You cannot live your life only in a vertical relationship with God; you must live also on the horizontal plane and relate with others.
Jesus said that all men would know we are His disciples when they see the love we have for each other. Yes, this applies to our love as brothers and sisters in Christ but there is scope here also for philoxenia, the love of strangers.
I want to draw your attention to this passage:-
As He says also in Hosea: “I will call them My people, who were not My people,
And her beloved, who was not beloved.”
“And it shall come to pass in the place where it was said to them,
‘You are not My people,’
There they shall be called sons of the living God.” ROMANS 9:25,26 NKJV
We see here that God chooses to call people who are not His people by another term i.e. His people.
What we call people is important.

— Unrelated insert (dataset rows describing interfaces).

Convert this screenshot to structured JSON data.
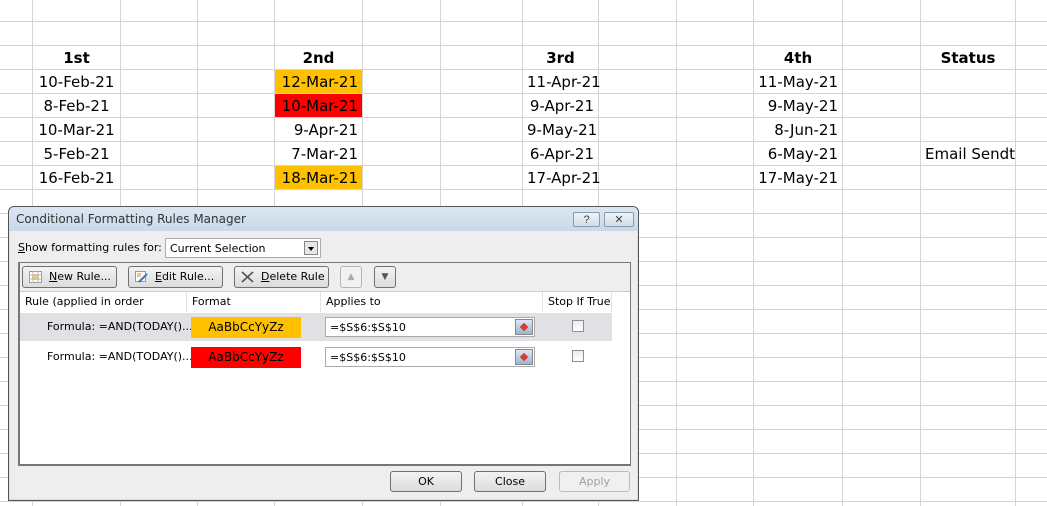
{
  "sheet": {
    "headers": [
      "1st",
      "2nd",
      "3rd",
      "4th",
      "Status"
    ],
    "rows": [
      {
        "c1": "10-Feb-21",
        "c2": "12-Mar-21",
        "c2_fill": "#ffc000",
        "c3": "11-Apr-21",
        "c4": "11-May-21",
        "status": ""
      },
      {
        "c1": "8-Feb-21",
        "c2": "10-Mar-21",
        "c2_fill": "#ff0000",
        "c3": "9-Apr-21",
        "c4": "9-May-21",
        "status": ""
      },
      {
        "c1": "10-Mar-21",
        "c2": "9-Apr-21",
        "c2_fill": "",
        "c3": "9-May-21",
        "c4": "8-Jun-21",
        "status": ""
      },
      {
        "c1": "5-Feb-21",
        "c2": "7-Mar-21",
        "c2_fill": "",
        "c3": "6-Apr-21",
        "c4": "6-May-21",
        "status": "Email Sendt"
      },
      {
        "c1": "16-Feb-21",
        "c2": "18-Mar-21",
        "c2_fill": "#ffc000",
        "c3": "17-Apr-21",
        "c4": "17-May-21",
        "status": ""
      }
    ]
  },
  "dialog": {
    "title": "Conditional Formatting Rules Manager",
    "help_label": "?",
    "close_label": "✕",
    "show_rules_label": "Show formatting rules for:",
    "show_rules_value": "Current Selection",
    "toolbar": {
      "new_rule": "New Rule...",
      "edit_rule": "Edit Rule...",
      "delete_rule": "Delete Rule",
      "move_up_icon": "▲",
      "move_down_icon": "▼"
    },
    "columns": {
      "rule": "Rule (applied in order shown)",
      "format": "Format",
      "applies_to": "Applies to",
      "stop_if_true": "Stop If True"
    },
    "rules": [
      {
        "rule": "Formula: =AND(TODAY()...",
        "preview": "AaBbCcYyZz",
        "fill": "#ffc000",
        "applies_to": "=$S$6:$S$10",
        "stop_if_true": false,
        "selected": true
      },
      {
        "rule": "Formula: =AND(TODAY()...",
        "preview": "AaBbCcYyZz",
        "fill": "#ff0000",
        "applies_to": "=$S$6:$S$10",
        "stop_if_true": false,
        "selected": false
      }
    ],
    "buttons": {
      "ok": "OK",
      "close": "Close",
      "apply": "Apply"
    }
  }
}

If we call them unsaved, “the lost” or unbelievers, then that is what they will be.
This is why Jesus can see white fields ripe for harvest where we see barren wastelands of hardened hearts.
God here in Romans 9 says that there is a change of term in referring to people. He says that those who were once told “You are not My people” are now being called children of the Living God.
God calls those things that are not in the natural, temporal realm as they truly are in the spiritual, eternal realm. He speaks to our eternal realities and destiny, not our temporal condition.
Is this a key to revival? I think it is.
If God deems it necessary to intervene in the temporal realm we live in and speak to eternal truths rather than present conditions in order to conform these conditions to His purpose, then there is no maybe about it.
So should we.
Philoxenia is seeing the friend in the stranger.
It is also seeing the brother and sister in Christ in those we have previously termed as lost or unsaved.
In one sense, then, there are no strangers; only those who have yet to encounter Jesus and join the family.